### What you will do
Find every line below with the word "JSON" in it, and copy each one.

Data items:
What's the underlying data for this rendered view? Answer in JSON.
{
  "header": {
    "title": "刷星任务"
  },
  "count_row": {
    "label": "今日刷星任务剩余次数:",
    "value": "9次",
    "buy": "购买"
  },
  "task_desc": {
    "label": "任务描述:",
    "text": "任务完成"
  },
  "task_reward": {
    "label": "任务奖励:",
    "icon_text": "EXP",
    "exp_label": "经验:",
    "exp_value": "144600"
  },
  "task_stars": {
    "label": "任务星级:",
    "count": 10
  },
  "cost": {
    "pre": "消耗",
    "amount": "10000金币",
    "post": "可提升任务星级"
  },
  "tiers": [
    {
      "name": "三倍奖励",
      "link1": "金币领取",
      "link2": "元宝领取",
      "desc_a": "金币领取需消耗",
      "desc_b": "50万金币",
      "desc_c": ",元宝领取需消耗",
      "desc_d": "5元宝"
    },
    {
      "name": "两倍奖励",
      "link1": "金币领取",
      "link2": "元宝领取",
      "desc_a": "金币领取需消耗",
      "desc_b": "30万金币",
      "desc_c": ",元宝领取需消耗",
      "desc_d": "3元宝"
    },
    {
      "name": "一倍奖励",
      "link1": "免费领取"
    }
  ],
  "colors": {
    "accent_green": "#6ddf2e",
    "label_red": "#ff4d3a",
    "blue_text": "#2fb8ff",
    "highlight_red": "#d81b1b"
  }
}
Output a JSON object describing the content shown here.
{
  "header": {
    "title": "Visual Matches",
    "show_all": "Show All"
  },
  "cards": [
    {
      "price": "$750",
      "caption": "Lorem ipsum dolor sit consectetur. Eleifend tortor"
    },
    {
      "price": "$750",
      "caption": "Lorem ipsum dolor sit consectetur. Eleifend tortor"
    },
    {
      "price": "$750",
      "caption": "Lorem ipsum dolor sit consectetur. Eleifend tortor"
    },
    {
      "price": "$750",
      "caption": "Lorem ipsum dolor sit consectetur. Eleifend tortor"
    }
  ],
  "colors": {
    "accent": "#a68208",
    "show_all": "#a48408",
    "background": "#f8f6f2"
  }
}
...
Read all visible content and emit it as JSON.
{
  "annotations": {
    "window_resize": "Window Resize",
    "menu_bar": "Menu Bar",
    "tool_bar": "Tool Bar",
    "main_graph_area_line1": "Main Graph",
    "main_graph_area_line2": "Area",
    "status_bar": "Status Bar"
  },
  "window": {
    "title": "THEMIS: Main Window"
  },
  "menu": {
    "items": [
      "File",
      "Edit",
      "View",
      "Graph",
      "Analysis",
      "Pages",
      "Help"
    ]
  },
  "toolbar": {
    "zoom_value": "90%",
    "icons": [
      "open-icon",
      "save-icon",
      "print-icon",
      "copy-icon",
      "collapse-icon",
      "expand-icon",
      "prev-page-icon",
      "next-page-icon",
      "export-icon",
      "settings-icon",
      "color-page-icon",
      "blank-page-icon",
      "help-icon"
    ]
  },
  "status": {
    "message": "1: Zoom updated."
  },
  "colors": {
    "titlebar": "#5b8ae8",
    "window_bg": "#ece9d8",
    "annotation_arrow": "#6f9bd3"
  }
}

### Response below
What's the underlying data for this rendered view? Answer in JSON.
Output a JSON object describing the content shown here.
Read all visible content and emit it as JSON.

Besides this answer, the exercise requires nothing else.